**WHAT IS REQUIRED**
The answer must be every line of the records below that contains the word "subtitle", copied out.

**THE RECORDS**

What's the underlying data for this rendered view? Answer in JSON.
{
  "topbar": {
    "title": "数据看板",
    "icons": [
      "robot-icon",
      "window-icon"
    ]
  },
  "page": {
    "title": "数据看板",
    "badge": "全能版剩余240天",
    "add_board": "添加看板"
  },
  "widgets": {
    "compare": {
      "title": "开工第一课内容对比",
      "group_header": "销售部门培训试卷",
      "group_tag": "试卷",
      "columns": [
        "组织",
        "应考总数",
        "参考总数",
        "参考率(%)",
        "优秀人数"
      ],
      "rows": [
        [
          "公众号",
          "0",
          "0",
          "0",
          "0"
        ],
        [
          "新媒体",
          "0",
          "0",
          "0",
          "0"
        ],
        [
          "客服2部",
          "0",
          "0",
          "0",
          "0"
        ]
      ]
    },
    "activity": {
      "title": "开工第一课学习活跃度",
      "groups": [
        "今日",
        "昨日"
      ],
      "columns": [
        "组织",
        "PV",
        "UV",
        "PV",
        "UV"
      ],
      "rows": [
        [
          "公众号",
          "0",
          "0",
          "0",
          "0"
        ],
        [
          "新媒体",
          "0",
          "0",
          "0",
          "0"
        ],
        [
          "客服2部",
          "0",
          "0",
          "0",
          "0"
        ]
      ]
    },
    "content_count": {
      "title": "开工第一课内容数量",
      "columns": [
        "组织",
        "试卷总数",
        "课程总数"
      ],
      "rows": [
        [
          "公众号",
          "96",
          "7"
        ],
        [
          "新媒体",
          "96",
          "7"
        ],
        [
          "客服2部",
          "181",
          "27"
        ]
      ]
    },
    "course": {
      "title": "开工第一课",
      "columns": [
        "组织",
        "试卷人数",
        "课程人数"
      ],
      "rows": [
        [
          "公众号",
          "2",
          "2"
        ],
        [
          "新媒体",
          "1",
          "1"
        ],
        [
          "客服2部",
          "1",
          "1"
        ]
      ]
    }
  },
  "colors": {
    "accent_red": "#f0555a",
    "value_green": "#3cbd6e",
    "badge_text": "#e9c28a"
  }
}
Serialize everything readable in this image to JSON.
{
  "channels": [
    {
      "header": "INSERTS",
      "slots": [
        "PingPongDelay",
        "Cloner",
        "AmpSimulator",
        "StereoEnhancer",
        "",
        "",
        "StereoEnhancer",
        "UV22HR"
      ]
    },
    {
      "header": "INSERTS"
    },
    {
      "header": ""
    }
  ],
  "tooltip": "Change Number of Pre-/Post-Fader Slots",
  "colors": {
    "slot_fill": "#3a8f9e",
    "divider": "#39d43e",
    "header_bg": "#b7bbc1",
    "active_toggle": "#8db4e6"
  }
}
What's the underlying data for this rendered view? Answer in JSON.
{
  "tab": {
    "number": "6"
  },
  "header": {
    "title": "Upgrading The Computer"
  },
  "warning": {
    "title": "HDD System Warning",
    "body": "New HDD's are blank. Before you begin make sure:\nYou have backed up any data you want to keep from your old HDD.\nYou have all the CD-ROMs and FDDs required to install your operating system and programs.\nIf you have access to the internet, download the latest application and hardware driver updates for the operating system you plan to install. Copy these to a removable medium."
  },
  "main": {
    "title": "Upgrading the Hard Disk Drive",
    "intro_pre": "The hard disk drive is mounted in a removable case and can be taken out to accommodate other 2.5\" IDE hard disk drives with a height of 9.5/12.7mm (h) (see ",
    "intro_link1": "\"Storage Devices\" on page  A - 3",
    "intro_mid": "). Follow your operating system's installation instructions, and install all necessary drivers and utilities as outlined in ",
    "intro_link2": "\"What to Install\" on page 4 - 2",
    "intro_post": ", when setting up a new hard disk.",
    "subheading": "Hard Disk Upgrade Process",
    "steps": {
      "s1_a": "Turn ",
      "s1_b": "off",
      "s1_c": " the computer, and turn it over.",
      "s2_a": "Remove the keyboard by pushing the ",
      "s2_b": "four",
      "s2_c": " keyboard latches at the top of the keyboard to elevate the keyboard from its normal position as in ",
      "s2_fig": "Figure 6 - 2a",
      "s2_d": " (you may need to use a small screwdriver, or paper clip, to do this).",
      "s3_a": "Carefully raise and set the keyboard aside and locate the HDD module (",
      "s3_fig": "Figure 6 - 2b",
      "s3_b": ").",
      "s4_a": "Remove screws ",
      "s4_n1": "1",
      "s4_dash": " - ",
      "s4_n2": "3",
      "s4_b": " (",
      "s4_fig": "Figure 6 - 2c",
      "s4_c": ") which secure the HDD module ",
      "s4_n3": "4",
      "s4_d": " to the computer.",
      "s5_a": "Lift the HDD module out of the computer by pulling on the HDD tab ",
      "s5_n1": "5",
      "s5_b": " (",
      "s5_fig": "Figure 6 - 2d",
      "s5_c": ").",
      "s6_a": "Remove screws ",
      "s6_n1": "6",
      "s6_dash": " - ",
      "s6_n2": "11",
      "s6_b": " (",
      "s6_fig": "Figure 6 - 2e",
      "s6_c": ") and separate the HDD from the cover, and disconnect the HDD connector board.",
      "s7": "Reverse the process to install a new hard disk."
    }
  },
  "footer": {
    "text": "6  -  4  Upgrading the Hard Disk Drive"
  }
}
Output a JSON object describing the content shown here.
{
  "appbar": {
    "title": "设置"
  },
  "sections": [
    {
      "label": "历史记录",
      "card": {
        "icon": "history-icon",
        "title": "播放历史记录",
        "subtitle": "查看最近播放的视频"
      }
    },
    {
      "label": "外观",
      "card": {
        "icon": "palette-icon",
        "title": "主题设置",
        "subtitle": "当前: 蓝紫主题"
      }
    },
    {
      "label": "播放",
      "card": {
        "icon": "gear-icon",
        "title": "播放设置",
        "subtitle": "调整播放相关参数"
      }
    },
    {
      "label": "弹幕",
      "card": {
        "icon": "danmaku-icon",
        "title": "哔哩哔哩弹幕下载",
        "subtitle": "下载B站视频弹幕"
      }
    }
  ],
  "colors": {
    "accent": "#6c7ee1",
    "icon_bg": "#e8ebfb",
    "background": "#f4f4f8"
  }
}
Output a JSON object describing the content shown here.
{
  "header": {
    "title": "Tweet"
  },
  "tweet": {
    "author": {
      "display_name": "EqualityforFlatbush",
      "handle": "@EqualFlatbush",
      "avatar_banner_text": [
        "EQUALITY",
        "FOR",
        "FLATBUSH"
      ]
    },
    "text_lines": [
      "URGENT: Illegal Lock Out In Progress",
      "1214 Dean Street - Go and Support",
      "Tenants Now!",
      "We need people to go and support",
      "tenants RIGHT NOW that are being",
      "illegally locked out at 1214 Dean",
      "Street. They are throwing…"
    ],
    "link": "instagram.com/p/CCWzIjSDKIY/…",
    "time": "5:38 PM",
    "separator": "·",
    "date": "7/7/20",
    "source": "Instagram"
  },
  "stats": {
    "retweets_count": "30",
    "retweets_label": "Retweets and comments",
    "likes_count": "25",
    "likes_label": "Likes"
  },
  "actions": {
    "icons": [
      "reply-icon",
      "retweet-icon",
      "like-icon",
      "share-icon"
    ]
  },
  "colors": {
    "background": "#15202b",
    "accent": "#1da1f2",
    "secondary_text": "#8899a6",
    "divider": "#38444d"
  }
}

**RESPONSE TO THE EXERCISE**
        "subtitle": "查看最近播放的视频"
        "subtitle": "当前: 蓝紫主题"
        "subtitle": "调整播放相关参数"
        "subtitle": "下载B站视频弹幕"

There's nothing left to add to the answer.